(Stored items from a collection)
┌──

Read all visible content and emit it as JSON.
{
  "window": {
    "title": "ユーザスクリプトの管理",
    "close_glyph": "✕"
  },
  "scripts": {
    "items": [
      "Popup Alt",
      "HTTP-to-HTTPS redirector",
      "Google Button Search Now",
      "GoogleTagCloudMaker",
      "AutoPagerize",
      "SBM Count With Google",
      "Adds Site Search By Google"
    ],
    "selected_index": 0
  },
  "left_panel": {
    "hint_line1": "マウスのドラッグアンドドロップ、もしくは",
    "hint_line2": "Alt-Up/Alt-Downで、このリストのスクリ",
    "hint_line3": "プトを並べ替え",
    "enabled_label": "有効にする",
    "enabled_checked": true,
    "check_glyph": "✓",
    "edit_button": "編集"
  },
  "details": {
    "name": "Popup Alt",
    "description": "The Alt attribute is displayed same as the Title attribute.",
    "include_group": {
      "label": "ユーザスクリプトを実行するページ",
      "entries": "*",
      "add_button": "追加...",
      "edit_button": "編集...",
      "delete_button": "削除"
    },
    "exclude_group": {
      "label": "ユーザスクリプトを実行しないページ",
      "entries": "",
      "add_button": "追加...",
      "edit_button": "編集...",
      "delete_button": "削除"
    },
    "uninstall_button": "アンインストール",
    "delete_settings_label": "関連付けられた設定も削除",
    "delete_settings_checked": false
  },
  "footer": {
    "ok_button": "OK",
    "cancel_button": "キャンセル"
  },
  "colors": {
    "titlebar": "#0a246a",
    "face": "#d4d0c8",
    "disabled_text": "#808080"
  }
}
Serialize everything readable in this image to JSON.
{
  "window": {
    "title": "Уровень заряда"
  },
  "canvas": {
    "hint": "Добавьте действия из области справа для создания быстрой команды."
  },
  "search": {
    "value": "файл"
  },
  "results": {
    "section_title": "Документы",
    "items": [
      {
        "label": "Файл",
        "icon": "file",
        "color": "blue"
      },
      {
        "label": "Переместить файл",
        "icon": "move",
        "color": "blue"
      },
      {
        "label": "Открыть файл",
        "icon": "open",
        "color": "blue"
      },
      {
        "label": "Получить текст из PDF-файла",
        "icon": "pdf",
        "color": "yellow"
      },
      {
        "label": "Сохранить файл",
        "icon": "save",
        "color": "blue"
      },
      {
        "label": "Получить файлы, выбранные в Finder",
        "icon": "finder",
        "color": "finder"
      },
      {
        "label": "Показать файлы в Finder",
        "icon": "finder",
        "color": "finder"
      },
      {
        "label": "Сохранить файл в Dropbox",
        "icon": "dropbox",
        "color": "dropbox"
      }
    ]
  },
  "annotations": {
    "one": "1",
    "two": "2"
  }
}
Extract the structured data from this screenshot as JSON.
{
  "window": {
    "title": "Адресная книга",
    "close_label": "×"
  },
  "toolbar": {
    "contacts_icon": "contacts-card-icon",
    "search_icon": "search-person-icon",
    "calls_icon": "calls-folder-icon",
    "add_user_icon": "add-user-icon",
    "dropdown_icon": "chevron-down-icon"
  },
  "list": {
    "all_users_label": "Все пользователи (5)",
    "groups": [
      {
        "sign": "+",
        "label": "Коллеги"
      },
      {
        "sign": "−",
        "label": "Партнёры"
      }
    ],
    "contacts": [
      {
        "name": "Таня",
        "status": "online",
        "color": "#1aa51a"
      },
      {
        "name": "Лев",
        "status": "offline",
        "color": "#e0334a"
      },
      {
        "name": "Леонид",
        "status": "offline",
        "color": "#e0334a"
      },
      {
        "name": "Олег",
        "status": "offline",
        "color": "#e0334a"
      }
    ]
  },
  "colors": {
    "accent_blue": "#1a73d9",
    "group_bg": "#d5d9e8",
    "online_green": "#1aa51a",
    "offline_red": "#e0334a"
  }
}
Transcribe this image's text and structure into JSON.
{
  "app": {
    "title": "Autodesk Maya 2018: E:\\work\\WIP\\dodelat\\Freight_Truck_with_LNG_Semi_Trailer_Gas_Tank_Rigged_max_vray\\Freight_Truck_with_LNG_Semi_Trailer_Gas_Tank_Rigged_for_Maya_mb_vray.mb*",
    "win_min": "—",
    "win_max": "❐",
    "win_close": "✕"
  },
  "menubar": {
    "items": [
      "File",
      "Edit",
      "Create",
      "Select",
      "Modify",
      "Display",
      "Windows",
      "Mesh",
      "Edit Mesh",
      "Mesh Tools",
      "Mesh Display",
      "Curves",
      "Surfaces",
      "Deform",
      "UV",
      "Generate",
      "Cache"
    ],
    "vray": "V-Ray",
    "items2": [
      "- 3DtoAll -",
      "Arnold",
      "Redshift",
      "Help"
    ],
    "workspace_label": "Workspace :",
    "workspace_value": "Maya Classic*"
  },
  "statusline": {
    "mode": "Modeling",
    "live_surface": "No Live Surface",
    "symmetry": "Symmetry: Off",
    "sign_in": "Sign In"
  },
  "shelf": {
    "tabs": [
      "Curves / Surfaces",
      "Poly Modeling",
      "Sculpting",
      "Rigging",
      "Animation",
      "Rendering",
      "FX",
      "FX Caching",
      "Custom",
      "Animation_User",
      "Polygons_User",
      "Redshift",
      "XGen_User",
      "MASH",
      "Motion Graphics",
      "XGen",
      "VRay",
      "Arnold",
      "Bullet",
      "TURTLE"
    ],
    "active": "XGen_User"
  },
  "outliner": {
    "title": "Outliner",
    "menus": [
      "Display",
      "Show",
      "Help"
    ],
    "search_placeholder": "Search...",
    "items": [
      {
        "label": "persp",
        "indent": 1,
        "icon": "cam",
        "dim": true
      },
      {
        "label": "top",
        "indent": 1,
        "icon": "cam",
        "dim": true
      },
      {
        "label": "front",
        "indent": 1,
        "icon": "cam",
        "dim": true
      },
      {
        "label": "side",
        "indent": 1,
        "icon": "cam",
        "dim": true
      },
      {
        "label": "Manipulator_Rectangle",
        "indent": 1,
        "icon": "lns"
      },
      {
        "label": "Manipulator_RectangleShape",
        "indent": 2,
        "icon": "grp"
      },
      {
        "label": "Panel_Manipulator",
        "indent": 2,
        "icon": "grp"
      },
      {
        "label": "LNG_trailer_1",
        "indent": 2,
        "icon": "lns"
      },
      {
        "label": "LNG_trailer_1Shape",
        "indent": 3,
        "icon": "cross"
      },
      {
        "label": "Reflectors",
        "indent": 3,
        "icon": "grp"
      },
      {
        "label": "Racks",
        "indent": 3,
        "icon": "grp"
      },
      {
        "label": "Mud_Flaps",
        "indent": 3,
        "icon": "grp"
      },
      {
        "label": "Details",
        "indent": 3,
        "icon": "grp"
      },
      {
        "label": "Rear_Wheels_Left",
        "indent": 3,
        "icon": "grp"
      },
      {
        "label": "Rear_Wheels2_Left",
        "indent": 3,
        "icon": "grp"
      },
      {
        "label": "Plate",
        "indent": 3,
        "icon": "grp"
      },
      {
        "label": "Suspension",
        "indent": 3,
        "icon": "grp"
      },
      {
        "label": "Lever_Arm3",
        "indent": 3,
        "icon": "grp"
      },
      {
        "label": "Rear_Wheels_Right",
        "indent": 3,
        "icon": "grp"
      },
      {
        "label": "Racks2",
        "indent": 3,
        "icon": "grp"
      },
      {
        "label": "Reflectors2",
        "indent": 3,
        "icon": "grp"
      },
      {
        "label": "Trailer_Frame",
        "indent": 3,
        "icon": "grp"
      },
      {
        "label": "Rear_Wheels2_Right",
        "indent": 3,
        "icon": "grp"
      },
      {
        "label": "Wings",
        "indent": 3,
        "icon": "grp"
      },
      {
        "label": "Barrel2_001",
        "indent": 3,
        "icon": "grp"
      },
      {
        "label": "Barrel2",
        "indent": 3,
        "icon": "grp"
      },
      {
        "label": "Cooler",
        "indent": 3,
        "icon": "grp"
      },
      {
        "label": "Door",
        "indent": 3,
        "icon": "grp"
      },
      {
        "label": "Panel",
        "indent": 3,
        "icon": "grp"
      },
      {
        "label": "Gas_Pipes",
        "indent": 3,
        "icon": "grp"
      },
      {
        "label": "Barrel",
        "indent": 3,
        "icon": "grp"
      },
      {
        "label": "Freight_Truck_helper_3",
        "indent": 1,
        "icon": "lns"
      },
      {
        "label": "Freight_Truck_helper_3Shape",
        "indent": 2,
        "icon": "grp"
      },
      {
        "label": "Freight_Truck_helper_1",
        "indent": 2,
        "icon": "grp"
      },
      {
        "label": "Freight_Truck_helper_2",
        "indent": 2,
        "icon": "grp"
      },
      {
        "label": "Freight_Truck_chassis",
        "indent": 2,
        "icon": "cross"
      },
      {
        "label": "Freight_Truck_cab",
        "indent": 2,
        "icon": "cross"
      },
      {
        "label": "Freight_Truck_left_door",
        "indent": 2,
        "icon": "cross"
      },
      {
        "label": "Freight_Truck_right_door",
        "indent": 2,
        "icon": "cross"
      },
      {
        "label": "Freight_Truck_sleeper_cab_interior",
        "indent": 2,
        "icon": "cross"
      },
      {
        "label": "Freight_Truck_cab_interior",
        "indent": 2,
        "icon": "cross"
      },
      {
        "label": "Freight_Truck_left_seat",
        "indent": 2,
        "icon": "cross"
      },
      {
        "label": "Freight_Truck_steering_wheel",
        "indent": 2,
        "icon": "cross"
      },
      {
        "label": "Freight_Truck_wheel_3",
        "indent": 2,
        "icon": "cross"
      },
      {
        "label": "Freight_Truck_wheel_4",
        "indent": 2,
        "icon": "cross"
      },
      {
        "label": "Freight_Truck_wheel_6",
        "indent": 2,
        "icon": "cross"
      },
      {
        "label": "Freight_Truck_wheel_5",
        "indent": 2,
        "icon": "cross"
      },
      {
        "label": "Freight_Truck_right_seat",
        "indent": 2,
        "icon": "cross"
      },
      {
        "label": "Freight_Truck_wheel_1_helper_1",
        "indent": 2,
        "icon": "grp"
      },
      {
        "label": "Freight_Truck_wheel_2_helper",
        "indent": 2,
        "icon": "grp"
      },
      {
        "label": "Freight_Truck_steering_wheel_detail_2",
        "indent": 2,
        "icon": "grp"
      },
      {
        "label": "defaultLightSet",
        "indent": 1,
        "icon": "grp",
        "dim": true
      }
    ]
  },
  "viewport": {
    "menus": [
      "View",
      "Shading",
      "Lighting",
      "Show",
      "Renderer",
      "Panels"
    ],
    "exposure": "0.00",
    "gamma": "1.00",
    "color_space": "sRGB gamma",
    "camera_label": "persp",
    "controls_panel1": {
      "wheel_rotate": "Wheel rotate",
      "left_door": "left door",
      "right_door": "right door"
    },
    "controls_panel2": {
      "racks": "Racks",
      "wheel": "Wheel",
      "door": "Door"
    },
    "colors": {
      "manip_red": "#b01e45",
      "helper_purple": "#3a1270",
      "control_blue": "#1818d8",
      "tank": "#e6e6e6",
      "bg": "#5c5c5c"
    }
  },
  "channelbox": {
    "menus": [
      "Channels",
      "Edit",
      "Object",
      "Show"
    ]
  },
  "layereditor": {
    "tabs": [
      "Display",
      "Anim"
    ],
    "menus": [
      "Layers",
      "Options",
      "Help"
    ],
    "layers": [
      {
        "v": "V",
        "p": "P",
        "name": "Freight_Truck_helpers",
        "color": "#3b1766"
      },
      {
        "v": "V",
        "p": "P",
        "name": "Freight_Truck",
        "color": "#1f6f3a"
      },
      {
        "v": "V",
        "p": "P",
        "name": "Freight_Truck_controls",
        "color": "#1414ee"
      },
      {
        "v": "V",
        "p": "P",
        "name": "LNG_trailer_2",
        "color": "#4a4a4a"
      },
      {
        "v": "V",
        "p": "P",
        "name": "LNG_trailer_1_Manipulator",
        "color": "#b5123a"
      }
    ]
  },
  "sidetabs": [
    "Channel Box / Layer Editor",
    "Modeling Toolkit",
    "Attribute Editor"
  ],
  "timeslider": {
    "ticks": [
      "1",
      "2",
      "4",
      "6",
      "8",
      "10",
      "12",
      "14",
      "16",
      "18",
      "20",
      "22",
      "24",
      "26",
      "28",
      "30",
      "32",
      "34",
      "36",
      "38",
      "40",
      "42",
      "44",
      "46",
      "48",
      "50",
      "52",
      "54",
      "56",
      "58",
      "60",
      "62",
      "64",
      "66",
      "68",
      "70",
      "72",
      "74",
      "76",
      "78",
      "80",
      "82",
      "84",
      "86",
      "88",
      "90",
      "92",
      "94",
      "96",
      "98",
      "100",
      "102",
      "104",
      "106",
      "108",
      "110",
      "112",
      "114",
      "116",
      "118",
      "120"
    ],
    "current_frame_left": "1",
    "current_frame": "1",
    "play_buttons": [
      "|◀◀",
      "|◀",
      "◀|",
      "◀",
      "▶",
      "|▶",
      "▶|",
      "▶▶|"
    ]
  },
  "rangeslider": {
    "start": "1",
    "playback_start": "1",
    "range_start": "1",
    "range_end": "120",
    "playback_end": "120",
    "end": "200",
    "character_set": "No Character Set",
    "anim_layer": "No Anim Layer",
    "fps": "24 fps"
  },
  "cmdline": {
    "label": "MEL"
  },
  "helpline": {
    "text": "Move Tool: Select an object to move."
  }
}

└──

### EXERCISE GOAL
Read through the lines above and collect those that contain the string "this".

### RESULT OF THE EXERCISE
Serialize everything readable in this image to JSON.
Extract the structured data from this screenshot as JSON.
Transcribe this image's text and structure into JSON.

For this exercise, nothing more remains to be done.